• WHAT THE TASK ASKS:
From the first line to the last, reproduce the records exactly as they appear below.

[Saved data entries]
☆ ☆ ☆ ☆ ☆ ☆ ☆
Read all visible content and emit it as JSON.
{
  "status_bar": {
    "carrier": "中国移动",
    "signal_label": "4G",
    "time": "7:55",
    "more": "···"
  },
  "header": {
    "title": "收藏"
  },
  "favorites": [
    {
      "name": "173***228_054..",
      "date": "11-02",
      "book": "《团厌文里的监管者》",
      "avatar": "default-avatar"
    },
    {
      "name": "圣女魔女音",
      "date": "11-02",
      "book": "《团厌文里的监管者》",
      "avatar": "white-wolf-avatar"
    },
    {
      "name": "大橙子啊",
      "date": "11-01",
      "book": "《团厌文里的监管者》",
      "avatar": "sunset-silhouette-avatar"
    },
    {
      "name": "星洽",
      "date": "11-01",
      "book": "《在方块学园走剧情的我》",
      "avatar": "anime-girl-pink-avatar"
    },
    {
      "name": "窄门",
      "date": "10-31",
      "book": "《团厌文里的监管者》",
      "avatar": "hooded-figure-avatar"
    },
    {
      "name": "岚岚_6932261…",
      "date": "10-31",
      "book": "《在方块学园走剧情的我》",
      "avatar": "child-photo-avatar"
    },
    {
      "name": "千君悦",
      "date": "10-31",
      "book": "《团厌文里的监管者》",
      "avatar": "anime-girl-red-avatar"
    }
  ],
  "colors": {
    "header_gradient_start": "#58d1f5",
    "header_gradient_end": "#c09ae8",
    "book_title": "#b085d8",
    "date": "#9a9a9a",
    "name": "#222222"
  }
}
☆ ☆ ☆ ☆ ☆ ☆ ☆
• YOUR RESPONSE:
Read all visible content and emit it as JSON.
{
  "status_bar": {
    "carrier": "中国移动",
    "signal_label": "4G",
    "time": "7:55",
    "more": "···"
  },
  "header": {
    "title": "收藏"
  },
  "favorites": [
    {
      "name": "173***228_054..",
      "date": "11-02",
      "book": "《团厌文里的监管者》",
      "avatar": "default-avatar"
    },
    {
      "name": "圣女魔女音",
      "date": "11-02",
      "book": "《团厌文里的监管者》",
      "avatar": "white-wolf-avatar"
    },
    {
      "name": "大橙子啊",
      "date": "11-01",
      "book": "《团厌文里的监管者》",
      "avatar": "sunset-silhouette-avatar"
    },
    {
      "name": "星洽",
      "date": "11-01",
      "book": "《在方块学园走剧情的我》",
      "avatar": "anime-girl-pink-avatar"
    },
    {
      "name": "窄门",
      "date": "10-31",
      "book": "《团厌文里的监管者》",
      "avatar": "hooded-figure-avatar"
    },
    {
      "name": "岚岚_6932261…",
      "date": "10-31",
      "book": "《在方块学园走剧情的我》",
      "avatar": "child-photo-avatar"
    },
    {
      "name": "千君悦",
      "date": "10-31",
      "book": "《团厌文里的监管者》",
      "avatar": "anime-girl-red-avatar"
    }
  ],
  "colors": {
    "header_gradient_start": "#58d1f5",
    "header_gradient_end": "#c09ae8",
    "book_title": "#b085d8",
    "date": "#9a9a9a",
    "name": "#222222"
  }
}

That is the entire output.